The essence of a good trade lies in being able to detect these trends as soon as possible and to join them. Do not forget that a trend will always be more likely to continue in the same direction than to turn and change.
Surely you have heard a thousand times that advice of “always trades in favor of the main trend.” Although this theory may be evident, it must always be very present, because it is a common mistake to “want to turn the market” when one begins to trade.
The reason for that will to turn the market is clear: as we have to “rise” to the trend the sooner the better, is there a more optimum moment than to detect the exact point at which it will start? But getting to master that art is not simple because it is customary that after a sustained trend, especially if it has been prolonged over time, the market will maintain a period on the side before returning to a certain direction.
In addition to the indicators we have already seen in previous articles, such as the classic moving averages, to clearly identify trends in the graphs we use what are called trend lines. The trend lines are just a visual guide that we draw to see that the market is in a bullish or bearish trend.
In bull markets, the trend line is drawn by joining the rising price minima, while in bear markets the decreasing maxima are joining. Like any line, the trend line must have at least two points (that is, two consecutive minima or maxima), and it is even recommended that the trend line be confirmed by a third point to be considered valid. Of course, the more time that has passed, and the more or less maximum or maximum in the line, the better trend line.

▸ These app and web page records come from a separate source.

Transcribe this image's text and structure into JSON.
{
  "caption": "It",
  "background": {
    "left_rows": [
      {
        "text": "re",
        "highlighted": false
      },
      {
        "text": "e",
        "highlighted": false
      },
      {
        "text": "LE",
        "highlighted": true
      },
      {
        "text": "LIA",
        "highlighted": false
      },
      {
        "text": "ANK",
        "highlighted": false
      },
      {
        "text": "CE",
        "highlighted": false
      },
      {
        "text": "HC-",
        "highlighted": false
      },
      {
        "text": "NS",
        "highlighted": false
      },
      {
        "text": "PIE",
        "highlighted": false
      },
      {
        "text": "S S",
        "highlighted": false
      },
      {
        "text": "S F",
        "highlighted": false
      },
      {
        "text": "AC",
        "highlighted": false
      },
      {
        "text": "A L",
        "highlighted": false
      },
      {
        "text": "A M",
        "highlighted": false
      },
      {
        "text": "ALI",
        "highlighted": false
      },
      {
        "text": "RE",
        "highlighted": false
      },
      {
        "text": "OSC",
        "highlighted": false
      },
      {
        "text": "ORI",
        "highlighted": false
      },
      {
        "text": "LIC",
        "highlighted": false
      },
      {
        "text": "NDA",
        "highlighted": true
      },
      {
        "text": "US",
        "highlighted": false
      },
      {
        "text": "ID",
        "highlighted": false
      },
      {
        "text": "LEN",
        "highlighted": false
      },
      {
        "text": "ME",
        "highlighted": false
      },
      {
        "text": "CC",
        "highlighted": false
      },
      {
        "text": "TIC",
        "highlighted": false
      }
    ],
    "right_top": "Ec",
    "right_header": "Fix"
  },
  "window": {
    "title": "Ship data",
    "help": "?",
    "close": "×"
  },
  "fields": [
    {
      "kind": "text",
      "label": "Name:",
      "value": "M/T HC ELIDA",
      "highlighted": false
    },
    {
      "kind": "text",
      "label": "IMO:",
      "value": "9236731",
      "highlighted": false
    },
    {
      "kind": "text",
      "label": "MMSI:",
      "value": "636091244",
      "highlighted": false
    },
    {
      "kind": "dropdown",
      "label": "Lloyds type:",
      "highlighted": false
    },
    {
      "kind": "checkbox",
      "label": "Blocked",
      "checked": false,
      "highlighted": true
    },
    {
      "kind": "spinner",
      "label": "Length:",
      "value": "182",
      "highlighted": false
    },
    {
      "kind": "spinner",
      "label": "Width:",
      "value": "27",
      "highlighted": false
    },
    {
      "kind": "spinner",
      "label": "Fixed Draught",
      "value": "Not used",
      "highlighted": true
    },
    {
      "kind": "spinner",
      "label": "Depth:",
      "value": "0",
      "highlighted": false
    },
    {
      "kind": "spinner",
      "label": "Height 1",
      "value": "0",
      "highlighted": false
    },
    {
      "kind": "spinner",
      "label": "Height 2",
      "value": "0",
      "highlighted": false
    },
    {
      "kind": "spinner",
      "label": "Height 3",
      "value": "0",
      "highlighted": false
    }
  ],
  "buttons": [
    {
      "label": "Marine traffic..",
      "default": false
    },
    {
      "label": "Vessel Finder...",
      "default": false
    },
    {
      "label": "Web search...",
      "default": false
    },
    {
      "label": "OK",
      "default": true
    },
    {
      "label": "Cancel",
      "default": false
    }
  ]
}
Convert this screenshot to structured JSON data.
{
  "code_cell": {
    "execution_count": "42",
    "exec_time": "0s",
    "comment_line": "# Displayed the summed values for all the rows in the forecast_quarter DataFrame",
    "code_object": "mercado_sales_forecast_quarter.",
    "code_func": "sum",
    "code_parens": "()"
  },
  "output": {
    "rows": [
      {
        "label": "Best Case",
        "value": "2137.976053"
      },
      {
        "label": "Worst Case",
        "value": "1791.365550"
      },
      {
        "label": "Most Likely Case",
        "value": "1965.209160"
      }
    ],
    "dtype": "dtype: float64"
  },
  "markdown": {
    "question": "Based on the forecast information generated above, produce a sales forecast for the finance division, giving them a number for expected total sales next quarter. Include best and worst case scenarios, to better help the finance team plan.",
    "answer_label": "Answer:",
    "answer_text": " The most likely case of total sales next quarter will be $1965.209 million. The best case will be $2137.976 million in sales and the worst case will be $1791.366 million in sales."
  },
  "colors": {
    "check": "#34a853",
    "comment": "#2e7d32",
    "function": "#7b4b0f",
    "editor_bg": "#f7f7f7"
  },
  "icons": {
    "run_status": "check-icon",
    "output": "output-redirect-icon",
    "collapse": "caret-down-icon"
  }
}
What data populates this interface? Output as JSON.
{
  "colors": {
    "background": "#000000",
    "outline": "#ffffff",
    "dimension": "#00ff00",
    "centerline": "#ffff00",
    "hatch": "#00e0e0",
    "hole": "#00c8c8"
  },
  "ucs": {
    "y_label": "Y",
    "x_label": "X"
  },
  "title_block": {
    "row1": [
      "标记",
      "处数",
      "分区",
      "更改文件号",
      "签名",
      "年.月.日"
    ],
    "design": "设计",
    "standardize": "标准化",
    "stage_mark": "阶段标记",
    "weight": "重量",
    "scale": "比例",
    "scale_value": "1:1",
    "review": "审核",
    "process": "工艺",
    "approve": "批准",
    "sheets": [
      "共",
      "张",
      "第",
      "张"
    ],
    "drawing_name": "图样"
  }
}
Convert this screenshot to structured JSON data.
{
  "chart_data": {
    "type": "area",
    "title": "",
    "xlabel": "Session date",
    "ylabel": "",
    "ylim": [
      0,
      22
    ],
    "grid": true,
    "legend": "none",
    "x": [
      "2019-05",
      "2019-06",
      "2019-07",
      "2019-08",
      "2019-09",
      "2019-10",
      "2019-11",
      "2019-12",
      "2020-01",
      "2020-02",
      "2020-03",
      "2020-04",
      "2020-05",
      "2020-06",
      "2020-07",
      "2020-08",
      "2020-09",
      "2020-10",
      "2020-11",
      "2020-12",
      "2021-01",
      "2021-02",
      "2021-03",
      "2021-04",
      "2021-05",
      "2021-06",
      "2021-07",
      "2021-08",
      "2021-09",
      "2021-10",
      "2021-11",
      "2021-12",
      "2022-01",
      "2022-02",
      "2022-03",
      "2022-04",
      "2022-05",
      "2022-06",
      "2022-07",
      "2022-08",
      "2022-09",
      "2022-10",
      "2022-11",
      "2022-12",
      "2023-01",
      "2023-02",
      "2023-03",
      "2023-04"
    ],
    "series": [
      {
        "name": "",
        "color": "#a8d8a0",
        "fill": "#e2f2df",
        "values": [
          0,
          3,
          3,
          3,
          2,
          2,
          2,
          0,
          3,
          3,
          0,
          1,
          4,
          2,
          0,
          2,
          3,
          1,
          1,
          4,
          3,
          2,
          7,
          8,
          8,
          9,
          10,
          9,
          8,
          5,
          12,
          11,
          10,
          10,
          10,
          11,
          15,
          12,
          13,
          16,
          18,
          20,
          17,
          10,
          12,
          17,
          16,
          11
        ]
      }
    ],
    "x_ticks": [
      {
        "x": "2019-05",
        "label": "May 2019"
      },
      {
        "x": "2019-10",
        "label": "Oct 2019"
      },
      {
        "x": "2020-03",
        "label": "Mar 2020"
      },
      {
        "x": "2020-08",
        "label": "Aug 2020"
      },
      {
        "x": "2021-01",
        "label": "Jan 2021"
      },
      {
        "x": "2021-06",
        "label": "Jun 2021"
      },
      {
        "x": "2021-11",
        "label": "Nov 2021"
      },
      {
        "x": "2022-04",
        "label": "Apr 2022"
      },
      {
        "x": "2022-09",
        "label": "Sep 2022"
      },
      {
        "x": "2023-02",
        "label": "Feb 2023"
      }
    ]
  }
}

How do we then use the trend lines? Well it is very obvious that its use will be very similar to that of the supports or resistances, they mark areas where the price will tend to be maintained in its current main direction, being able to establish good opportunities to enter the market.
Similarly, a break in a trend line may be an unmistakable sign that the current trend is losing strength and there could be a lateralization or a turn of the trend at any time.